***** EXTRACTED INFORMATION *****

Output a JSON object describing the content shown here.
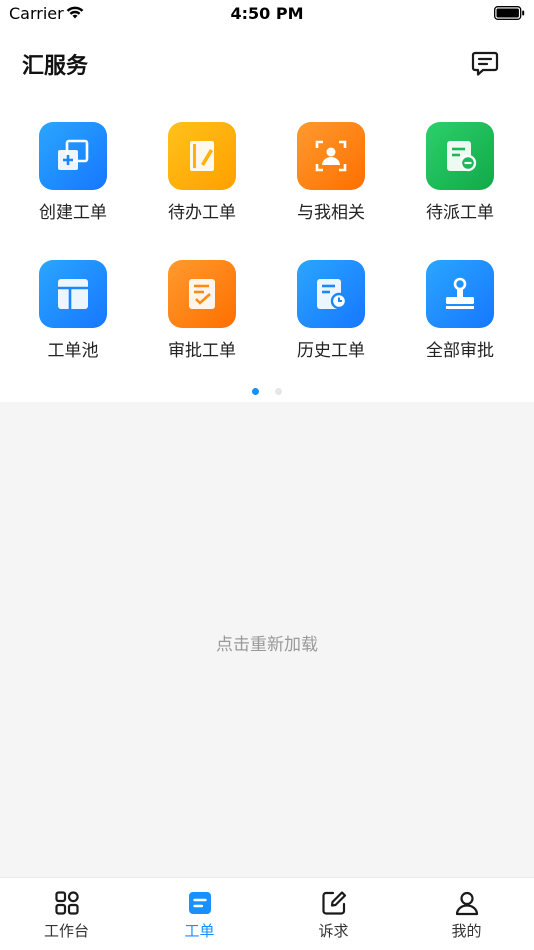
{
  "status_bar": {
    "carrier": "Carrier",
    "time": "4:50 PM"
  },
  "header": {
    "title": "汇服务",
    "message_icon": "message-icon"
  },
  "grid": {
    "items": [
      {
        "label": "创建工单",
        "icon": "create-order-icon",
        "colors": [
          "#2aa6ff",
          "#1677ff"
        ]
      },
      {
        "label": "待办工单",
        "icon": "todo-order-icon",
        "colors": [
          "#ffc21a",
          "#ff9f00"
        ]
      },
      {
        "label": "与我相关",
        "icon": "related-to-me-icon",
        "colors": [
          "#ff9a2e",
          "#ff6f00"
        ]
      },
      {
        "label": "待派工单",
        "icon": "pending-dispatch-icon",
        "colors": [
          "#2bd16a",
          "#12a84a"
        ]
      },
      {
        "label": "工单池",
        "icon": "order-pool-icon",
        "colors": [
          "#2aa6ff",
          "#1677ff"
        ]
      },
      {
        "label": "审批工单",
        "icon": "approval-order-icon",
        "colors": [
          "#ff9a2e",
          "#ff6f00"
        ]
      },
      {
        "label": "历史工单",
        "icon": "history-order-icon",
        "colors": [
          "#2aa6ff",
          "#1677ff"
        ]
      },
      {
        "label": "全部审批",
        "icon": "all-approval-icon",
        "colors": [
          "#2aa6ff",
          "#1677ff"
        ]
      }
    ]
  },
  "pager": {
    "active_page": 1,
    "page_count": 2,
    "active_color": "#1890ff"
  },
  "content": {
    "reload_text": "点击重新加载"
  },
  "tabbar": {
    "accent_color": "#1890ff",
    "tabs": [
      {
        "label": "工作台",
        "icon": "workbench-icon",
        "active": false
      },
      {
        "label": "工单",
        "icon": "work-order-icon",
        "active": true
      },
      {
        "label": "诉求",
        "icon": "appeal-icon",
        "active": false
      },
      {
        "label": "我的",
        "icon": "profile-icon",
        "active": false
      }
    ]
  }
}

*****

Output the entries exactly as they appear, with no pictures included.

REPLY TO THE EXERCISE:
Output a JSON object describing the content shown here.
{
  "status_bar": {
    "carrier": "Carrier",
    "time": "4:50 PM"
  },
  "header": {
    "title": "汇服务",
    "message_icon": "message-icon"
  },
  "grid": {
    "items": [
      {
        "label": "创建工单",
        "icon": "create-order-icon",
        "colors": [
          "#2aa6ff",
          "#1677ff"
        ]
      },
      {
        "label": "待办工单",
        "icon": "todo-order-icon",
        "colors": [
          "#ffc21a",
          "#ff9f00"
        ]
      },
      {
        "label": "与我相关",
        "icon": "related-to-me-icon",
        "colors": [
          "#ff9a2e",
          "#ff6f00"
        ]
      },
      {
        "label": "待派工单",
        "icon": "pending-dispatch-icon",
        "colors": [
          "#2bd16a",
          "#12a84a"
        ]
      },
      {
        "label": "工单池",
        "icon": "order-pool-icon",
        "colors": [
          "#2aa6ff",
          "#1677ff"
        ]
      },
      {
        "label": "审批工单",
        "icon": "approval-order-icon",
        "colors": [
          "#ff9a2e",
          "#ff6f00"
        ]
      },
      {
        "label": "历史工单",
        "icon": "history-order-icon",
        "colors": [
          "#2aa6ff",
          "#1677ff"
        ]
      },
      {
        "label": "全部审批",
        "icon": "all-approval-icon",
        "colors": [
          "#2aa6ff",
          "#1677ff"
        ]
      }
    ]
  },
  "pager": {
    "active_page": 1,
    "page_count": 2,
    "active_color": "#1890ff"
  },
  "content": {
    "reload_text": "点击重新加载"
  },
  "tabbar": {
    "accent_color": "#1890ff",
    "tabs": [
      {
        "label": "工作台",
        "icon": "workbench-icon",
        "active": false
      },
      {
        "label": "工单",
        "icon": "work-order-icon",
        "active": true
      },
      {
        "label": "诉求",
        "icon": "appeal-icon",
        "active": false
      },
      {
        "label": "我的",
        "icon": "profile-icon",
        "active": false
      }
    ]
  }
}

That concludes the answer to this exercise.